▶ _Problem details_: Reproduce the data exactly; no word may be added or dropped.

▶ _Available records_:

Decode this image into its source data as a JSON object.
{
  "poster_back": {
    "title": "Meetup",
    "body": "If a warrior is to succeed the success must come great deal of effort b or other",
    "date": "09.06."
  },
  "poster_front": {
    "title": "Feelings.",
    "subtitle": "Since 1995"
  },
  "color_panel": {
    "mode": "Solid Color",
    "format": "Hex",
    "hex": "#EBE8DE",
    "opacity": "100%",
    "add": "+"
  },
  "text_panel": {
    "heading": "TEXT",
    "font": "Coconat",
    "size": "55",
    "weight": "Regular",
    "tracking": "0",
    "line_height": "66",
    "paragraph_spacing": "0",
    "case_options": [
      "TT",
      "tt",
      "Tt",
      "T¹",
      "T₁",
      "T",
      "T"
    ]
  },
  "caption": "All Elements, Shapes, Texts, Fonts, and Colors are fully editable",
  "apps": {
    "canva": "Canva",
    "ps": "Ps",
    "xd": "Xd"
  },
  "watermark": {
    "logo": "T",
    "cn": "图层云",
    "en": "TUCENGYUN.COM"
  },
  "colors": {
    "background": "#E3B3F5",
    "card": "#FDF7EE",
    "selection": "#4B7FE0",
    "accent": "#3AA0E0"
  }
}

▶ _Your response_:
Decode this image into its source data as a JSON object.
{
  "poster_back": {
    "title": "Meetup",
    "body": "If a warrior is to succeed the success must come great deal of effort b or other",
    "date": "09.06."
  },
  "poster_front": {
    "title": "Feelings.",
    "subtitle": "Since 1995"
  },
  "color_panel": {
    "mode": "Solid Color",
    "format": "Hex",
    "hex": "#EBE8DE",
    "opacity": "100%",
    "add": "+"
  },
  "text_panel": {
    "heading": "TEXT",
    "font": "Coconat",
    "size": "55",
    "weight": "Regular",
    "tracking": "0",
    "line_height": "66",
    "paragraph_spacing": "0",
    "case_options": [
      "TT",
      "tt",
      "Tt",
      "T¹",
      "T₁",
      "T",
      "T"
    ]
  },
  "caption": "All Elements, Shapes, Texts, Fonts, and Colors are fully editable",
  "apps": {
    "canva": "Canva",
    "ps": "Ps",
    "xd": "Xd"
  },
  "watermark": {
    "logo": "T",
    "cn": "图层云",
    "en": "TUCENGYUN.COM"
  },
  "colors": {
    "background": "#E3B3F5",
    "card": "#FDF7EE",
    "selection": "#4B7FE0",
    "accent": "#3AA0E0"
  }
}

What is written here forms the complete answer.